the us brazil partnership for workers’ rights
2023 seems to be the year of workers’ rights as countries around the world witness strikers and demand for wage raise and incentives. The 1970s-1990s union revolution has been revived with trade unions fighting for their members’ rights and protections in workplaces and economy.
Recognizing workers’ rights and the need for decent work environments, the US and Brazil have launched a joint global initiative with the working class at heart. Both countries share an understanding and commitment to safeguarding workers’ rights, addressing discrimination and ensuring a just and clean energy transition.
A First-of-its-kind Initiative for Workers’ Rights
The US-Brazil Partnership for Workers’ Rights promotes decent work, which is foundational to the achievement of the 2030 Agenda for Sustainable Development and the Sustainable Development Goals. The US and Brazil have shared concerns about the effects of digitalization of economies and the professional use of Artificial Intelligence at work.
The two countries will work together to expand their ambition and strengthen partnership to address the most urgent challenges facing workers around the world. This includes protecting workers’ rights as per the ILO’s core conventions, empowering workers, ending worker exploitation; promoting safe, healthy, and decent work; advancing worker centered approaches to the clean energy transition; harnessing technology and digital transactions for the benefit of all; and tackling workplace discrimination for the minority (LGBTQ+, racial and ethnic groups, and women).
The United States and Brazil will work with other governments and their union partners to address these pressing issues.
US-Brazil Stand For Human Rights
US President Joe Biden said the two largest democracies in the Western Hemisphere stand up for human rights around the world. He believes a job is a lot more than a paycheck. “It’s about your dignity. It’s about respect. It’s about being able to look your child in the eye and say, Honey, it’s going to be okay, and mean it.”

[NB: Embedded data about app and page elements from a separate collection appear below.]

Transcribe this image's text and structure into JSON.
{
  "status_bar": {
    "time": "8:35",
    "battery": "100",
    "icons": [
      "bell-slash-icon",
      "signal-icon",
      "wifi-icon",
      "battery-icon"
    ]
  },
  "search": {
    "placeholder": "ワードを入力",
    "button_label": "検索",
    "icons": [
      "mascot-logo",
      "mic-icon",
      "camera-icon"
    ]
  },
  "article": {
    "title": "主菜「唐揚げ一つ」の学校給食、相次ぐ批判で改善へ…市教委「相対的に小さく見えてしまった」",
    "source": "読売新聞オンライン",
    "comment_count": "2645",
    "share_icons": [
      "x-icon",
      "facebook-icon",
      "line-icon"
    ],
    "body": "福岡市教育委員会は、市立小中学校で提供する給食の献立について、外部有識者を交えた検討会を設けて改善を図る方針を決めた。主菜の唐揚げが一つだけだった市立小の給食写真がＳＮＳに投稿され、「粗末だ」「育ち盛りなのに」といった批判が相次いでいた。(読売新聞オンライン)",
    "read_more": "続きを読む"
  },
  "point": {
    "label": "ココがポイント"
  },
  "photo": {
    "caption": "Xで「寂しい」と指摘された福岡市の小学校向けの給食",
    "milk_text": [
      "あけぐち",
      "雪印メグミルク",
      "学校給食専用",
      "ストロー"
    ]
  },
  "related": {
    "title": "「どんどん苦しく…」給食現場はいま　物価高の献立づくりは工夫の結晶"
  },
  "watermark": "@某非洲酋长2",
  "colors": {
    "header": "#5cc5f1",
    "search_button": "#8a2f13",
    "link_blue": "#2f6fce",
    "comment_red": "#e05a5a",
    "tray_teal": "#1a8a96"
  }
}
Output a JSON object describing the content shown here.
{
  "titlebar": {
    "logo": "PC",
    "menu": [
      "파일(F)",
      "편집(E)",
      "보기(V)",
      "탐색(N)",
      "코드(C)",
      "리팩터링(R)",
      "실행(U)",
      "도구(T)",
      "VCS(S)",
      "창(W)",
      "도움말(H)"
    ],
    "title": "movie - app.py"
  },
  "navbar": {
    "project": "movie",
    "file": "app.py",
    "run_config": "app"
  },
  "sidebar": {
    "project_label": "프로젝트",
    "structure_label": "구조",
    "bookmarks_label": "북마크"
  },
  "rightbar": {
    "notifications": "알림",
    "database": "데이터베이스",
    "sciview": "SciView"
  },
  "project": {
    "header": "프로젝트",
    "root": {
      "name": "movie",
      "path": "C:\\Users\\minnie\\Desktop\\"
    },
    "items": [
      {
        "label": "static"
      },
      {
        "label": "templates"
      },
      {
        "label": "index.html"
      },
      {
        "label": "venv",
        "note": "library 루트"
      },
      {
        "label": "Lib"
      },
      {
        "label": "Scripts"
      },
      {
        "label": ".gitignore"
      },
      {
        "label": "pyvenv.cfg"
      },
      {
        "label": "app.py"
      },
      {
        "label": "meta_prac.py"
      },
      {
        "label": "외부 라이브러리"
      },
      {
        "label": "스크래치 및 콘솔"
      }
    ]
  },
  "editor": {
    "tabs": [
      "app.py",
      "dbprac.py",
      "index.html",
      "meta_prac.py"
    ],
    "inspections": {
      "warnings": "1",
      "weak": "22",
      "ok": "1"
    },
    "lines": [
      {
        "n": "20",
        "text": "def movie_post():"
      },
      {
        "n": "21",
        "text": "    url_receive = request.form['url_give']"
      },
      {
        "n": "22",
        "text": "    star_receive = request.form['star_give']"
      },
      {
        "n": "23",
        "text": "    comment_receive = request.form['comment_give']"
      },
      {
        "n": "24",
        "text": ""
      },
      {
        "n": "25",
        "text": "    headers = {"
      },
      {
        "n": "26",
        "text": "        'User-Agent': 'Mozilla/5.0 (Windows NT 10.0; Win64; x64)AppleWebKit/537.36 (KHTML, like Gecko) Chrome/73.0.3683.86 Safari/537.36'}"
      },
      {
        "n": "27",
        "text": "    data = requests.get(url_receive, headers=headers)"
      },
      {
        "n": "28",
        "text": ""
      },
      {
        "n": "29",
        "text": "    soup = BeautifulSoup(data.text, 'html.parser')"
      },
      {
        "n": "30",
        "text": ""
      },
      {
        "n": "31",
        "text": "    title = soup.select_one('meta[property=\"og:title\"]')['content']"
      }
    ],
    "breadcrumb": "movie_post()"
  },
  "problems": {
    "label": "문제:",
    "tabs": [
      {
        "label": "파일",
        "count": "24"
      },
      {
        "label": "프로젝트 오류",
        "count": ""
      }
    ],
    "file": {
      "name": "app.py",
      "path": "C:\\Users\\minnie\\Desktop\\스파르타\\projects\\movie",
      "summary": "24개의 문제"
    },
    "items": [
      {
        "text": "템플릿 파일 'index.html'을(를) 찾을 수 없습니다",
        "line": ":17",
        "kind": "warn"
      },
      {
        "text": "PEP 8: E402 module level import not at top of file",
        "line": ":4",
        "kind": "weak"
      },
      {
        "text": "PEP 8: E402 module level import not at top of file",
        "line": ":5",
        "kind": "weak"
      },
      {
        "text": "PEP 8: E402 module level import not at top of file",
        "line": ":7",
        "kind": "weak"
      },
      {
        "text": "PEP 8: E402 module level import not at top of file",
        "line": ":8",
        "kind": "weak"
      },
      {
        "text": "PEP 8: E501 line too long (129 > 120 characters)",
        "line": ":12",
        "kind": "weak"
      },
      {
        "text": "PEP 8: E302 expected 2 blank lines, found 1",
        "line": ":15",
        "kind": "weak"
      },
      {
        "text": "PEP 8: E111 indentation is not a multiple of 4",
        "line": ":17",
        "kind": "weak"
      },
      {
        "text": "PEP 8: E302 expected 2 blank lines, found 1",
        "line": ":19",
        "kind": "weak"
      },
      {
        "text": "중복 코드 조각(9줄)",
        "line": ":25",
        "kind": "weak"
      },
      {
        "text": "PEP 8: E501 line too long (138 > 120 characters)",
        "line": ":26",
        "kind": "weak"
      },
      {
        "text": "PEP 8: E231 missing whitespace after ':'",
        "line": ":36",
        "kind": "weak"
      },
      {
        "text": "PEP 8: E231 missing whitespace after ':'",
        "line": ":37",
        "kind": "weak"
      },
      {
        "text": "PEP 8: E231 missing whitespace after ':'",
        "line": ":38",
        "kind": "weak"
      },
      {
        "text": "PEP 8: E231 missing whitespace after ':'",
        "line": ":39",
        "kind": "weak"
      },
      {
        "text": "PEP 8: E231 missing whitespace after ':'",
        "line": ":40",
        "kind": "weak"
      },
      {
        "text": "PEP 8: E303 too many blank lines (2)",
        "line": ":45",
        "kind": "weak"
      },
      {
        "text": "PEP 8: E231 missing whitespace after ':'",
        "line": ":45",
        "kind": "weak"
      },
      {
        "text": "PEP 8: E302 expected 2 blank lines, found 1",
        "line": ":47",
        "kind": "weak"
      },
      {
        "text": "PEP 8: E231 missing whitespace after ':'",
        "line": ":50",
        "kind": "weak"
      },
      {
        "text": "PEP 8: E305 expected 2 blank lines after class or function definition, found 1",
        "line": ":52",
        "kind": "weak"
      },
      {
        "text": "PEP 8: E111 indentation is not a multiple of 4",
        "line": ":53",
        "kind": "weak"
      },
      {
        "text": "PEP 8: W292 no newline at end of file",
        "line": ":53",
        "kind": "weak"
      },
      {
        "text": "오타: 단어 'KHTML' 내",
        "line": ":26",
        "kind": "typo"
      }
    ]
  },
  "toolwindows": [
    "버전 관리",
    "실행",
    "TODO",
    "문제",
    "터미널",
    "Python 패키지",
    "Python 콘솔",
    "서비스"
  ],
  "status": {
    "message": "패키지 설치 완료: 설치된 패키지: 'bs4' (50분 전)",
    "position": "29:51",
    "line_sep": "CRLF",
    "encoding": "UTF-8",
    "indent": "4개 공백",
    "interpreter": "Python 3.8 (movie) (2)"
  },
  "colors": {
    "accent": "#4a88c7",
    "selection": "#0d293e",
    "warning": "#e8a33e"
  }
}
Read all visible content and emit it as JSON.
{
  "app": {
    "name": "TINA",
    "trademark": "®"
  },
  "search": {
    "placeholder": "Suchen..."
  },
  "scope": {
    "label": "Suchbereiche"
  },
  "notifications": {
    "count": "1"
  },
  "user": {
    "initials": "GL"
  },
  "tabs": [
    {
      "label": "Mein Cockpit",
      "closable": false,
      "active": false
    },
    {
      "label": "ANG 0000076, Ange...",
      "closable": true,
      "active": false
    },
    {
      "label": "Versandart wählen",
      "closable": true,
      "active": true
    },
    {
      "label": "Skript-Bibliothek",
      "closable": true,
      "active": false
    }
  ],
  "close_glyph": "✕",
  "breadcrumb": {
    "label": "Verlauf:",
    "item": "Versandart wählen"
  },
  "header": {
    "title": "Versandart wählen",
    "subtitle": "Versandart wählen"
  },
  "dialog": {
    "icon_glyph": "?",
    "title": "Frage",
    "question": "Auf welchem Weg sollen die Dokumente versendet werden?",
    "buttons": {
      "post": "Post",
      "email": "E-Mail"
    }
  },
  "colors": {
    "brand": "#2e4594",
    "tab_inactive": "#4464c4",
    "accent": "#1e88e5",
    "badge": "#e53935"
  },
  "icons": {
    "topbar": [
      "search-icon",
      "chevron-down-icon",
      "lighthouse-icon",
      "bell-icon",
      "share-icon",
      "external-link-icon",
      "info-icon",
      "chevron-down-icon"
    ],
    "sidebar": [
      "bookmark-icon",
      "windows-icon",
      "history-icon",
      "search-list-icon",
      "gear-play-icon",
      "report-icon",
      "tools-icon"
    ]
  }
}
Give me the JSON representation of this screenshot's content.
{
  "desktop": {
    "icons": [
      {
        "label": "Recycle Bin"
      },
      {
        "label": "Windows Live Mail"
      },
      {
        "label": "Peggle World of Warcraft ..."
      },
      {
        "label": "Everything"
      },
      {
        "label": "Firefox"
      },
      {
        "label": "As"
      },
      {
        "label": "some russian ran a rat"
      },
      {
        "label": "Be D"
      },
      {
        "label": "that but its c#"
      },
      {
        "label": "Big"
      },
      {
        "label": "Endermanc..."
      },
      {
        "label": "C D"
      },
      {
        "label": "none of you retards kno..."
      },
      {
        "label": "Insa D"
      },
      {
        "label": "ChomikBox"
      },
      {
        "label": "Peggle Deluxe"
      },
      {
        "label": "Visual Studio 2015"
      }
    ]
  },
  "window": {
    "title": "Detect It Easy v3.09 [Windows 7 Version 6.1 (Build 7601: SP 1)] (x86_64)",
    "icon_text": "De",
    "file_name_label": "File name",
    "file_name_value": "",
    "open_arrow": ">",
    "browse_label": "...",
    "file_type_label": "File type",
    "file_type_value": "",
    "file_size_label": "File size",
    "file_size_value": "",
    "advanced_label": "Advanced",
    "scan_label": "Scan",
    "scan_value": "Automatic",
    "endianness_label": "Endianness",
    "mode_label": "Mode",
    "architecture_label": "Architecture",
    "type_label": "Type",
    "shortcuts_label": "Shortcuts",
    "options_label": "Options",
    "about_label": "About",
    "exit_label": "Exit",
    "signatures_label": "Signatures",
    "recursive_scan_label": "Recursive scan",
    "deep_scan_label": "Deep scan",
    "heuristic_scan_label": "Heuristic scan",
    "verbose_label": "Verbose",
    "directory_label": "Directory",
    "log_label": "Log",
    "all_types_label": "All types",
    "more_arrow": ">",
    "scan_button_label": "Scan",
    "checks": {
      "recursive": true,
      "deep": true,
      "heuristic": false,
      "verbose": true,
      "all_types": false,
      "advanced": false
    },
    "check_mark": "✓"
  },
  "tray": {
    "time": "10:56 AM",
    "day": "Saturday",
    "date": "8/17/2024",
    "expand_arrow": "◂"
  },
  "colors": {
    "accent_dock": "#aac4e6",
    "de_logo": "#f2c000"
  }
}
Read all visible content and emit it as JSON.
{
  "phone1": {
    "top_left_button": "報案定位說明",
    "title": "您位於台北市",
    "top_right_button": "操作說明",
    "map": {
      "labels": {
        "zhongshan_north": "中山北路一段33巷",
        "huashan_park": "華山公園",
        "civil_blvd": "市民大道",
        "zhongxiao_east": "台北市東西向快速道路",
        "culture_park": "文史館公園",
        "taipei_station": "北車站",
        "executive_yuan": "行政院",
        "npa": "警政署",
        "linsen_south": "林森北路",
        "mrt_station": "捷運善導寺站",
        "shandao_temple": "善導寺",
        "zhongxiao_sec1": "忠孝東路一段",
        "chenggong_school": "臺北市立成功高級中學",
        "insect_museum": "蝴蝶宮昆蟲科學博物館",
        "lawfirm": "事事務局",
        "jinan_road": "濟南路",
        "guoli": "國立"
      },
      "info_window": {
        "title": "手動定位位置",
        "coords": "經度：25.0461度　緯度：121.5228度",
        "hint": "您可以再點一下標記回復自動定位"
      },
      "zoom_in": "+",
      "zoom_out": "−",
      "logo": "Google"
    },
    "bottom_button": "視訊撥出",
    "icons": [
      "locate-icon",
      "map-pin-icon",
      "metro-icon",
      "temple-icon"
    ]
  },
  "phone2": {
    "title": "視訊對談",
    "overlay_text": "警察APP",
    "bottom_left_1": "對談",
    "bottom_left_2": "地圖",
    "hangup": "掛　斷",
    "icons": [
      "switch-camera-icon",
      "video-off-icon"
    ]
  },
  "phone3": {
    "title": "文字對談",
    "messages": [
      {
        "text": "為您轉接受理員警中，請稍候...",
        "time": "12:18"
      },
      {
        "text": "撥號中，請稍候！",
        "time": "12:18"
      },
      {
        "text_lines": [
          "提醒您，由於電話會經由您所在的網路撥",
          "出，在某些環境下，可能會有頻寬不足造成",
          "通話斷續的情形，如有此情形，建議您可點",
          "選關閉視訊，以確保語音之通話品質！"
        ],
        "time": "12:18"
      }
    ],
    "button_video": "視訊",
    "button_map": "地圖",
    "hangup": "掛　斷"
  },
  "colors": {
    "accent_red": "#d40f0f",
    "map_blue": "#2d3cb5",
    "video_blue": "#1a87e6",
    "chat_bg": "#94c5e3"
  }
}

Brazilian President Luiz Inacio Lula de Silva, a former metalwork turned politician and now a President, holds protecting workers’ rights in his heart. “I worked 27 years inside a plant. I’ve seen unemployment. I’ve experienced unemployment. I believe that the relationship between the US and Brazil will improve and that we can behave as friends seeking a common objective: developing and improving the lives of people.”
Now the two presidents have made workers’ rights a priority to safeguard the rights of working families.